# Task goal:
Your copy should match the entries exactly, with no images carried over.

□ □ □

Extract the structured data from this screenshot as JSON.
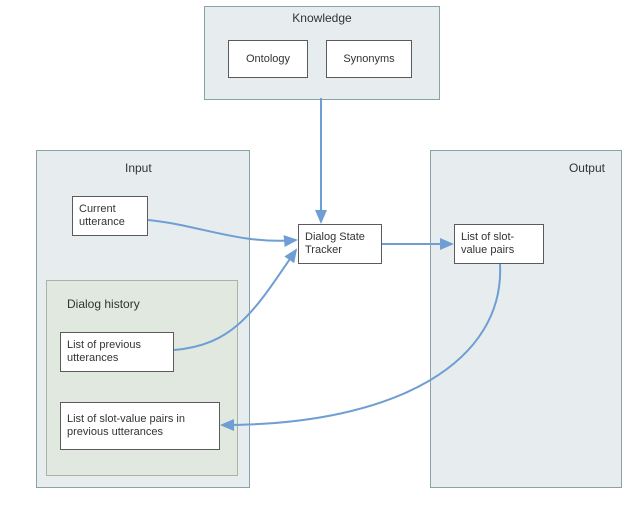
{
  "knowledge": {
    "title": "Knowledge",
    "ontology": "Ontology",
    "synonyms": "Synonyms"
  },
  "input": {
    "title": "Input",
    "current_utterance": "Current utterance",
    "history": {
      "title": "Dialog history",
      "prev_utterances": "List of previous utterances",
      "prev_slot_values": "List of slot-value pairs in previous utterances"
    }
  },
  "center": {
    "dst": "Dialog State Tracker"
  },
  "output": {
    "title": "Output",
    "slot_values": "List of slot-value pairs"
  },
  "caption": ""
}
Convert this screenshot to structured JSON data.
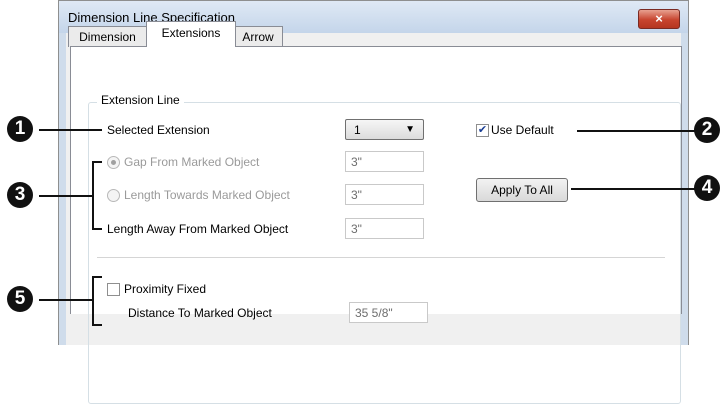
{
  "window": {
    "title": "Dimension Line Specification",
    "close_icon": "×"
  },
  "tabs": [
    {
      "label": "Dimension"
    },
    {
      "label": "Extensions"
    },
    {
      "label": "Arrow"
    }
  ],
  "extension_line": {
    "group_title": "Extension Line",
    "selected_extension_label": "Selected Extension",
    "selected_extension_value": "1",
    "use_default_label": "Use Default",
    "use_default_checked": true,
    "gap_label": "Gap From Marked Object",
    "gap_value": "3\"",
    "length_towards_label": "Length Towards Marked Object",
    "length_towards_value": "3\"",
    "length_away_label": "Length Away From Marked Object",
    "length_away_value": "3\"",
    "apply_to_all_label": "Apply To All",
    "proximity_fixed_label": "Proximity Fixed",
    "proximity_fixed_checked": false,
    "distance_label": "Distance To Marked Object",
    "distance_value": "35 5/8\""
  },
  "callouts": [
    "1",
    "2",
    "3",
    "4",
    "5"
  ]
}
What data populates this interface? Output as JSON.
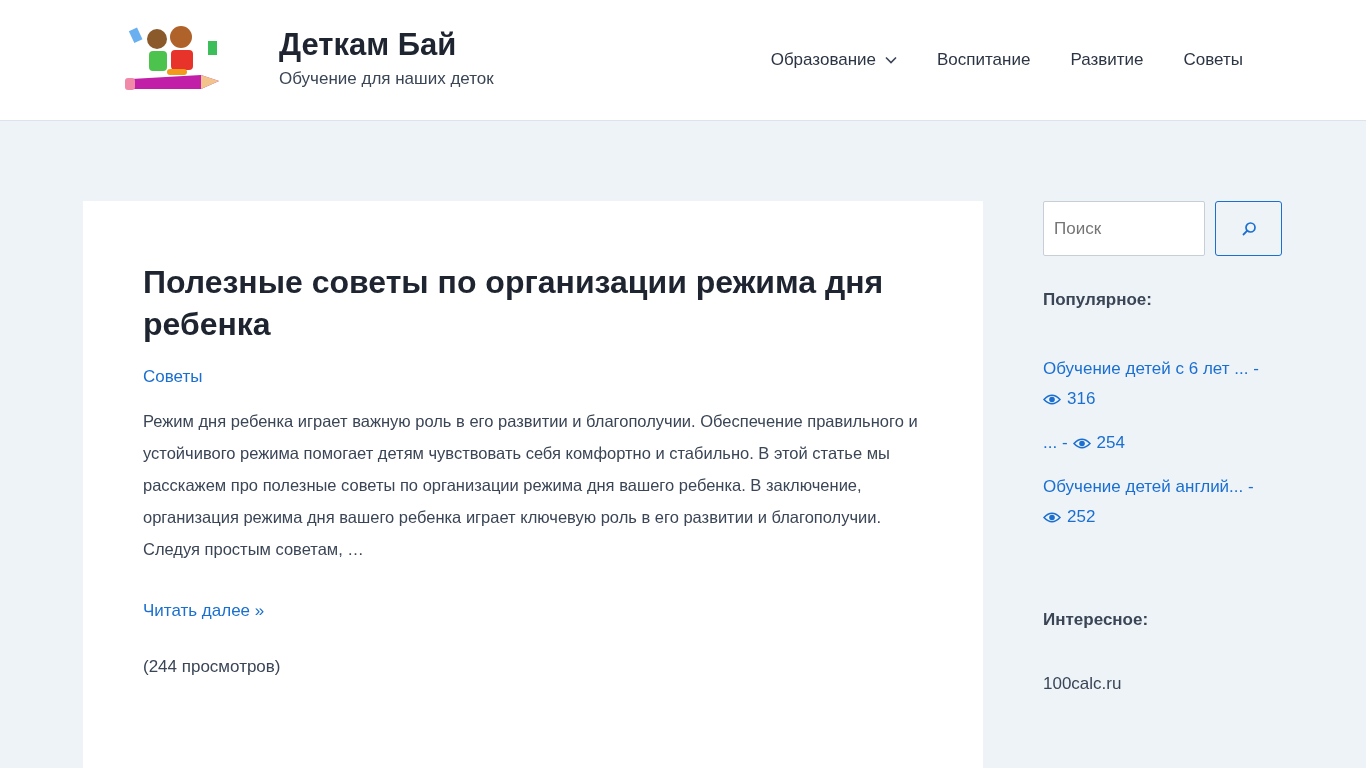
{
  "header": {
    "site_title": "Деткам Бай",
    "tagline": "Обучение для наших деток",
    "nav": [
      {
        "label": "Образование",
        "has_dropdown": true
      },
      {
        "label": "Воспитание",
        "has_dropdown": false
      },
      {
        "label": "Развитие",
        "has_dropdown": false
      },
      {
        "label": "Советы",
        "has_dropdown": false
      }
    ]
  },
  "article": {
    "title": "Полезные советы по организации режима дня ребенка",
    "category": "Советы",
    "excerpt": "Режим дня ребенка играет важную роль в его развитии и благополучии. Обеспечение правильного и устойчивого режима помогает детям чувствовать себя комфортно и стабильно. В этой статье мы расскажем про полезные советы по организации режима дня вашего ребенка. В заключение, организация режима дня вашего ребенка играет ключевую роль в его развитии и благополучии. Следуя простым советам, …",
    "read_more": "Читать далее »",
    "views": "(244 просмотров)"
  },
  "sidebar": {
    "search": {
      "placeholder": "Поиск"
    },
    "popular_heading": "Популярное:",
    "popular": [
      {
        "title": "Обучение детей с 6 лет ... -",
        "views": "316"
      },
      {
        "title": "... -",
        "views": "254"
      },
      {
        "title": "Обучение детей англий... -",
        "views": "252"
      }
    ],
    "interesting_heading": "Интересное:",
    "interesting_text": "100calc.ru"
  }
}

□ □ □

# Solution to the exercise:
Extract the structured data from this screenshot as JSON.
{
  "knowledge": {
    "title": "Knowledge",
    "ontology": "Ontology",
    "synonyms": "Synonyms"
  },
  "input": {
    "title": "Input",
    "current_utterance": "Current utterance",
    "history": {
      "title": "Dialog history",
      "prev_utterances": "List of previous utterances",
      "prev_slot_values": "List of slot-value pairs in previous utterances"
    }
  },
  "center": {
    "dst": "Dialog State Tracker"
  },
  "output": {
    "title": "Output",
    "slot_values": "List of slot-value pairs"
  },
  "caption": ""
}
Convert this screenshot to structured JSON data.
{
  "window": {
    "title": "Dimension Line Specification",
    "close_icon": "×"
  },
  "tabs": [
    {
      "label": "Dimension"
    },
    {
      "label": "Extensions"
    },
    {
      "label": "Arrow"
    }
  ],
  "extension_line": {
    "group_title": "Extension Line",
    "selected_extension_label": "Selected Extension",
    "selected_extension_value": "1",
    "use_default_label": "Use Default",
    "use_default_checked": true,
    "gap_label": "Gap From Marked Object",
    "gap_value": "3\"",
    "length_towards_label": "Length Towards Marked Object",
    "length_towards_value": "3\"",
    "length_away_label": "Length Away From Marked Object",
    "length_away_value": "3\"",
    "apply_to_all_label": "Apply To All",
    "proximity_fixed_label": "Proximity Fixed",
    "proximity_fixed_checked": false,
    "distance_label": "Distance To Marked Object",
    "distance_value": "35 5/8\""
  },
  "callouts": [
    "1",
    "2",
    "3",
    "4",
    "5"
  ]
}
What data populates this interface? Output as JSON.
{
  "header": {
    "site_title": "Деткам Бай",
    "tagline": "Обучение для наших деток",
    "nav": [
      {
        "label": "Образование",
        "has_dropdown": true
      },
      {
        "label": "Воспитание",
        "has_dropdown": false
      },
      {
        "label": "Развитие",
        "has_dropdown": false
      },
      {
        "label": "Советы",
        "has_dropdown": false
      }
    ]
  },
  "article": {
    "title": "Полезные советы по организации режима дня ребенка",
    "category": "Советы",
    "excerpt": "Режим дня ребенка играет важную роль в его развитии и благополучии. Обеспечение правильного и устойчивого режима помогает детям чувствовать себя комфортно и стабильно. В этой статье мы расскажем про полезные советы по организации режима дня вашего ребенка. В заключение, организация режима дня вашего ребенка играет ключевую роль в его развитии и благополучии. Следуя простым советам, …",
    "read_more": "Читать далее »",
    "views": "(244 просмотров)"
  },
  "sidebar": {
    "search": {
      "placeholder": "Поиск"
    },
    "popular_heading": "Популярное:",
    "popular": [
      {
        "title": "Обучение детей с 6 лет ... -",
        "views": "316"
      },
      {
        "title": "... -",
        "views": "254"
      },
      {
        "title": "Обучение детей англий... -",
        "views": "252"
      }
    ],
    "interesting_heading": "Интересное:",
    "interesting_text": "100calc.ru"
  }
}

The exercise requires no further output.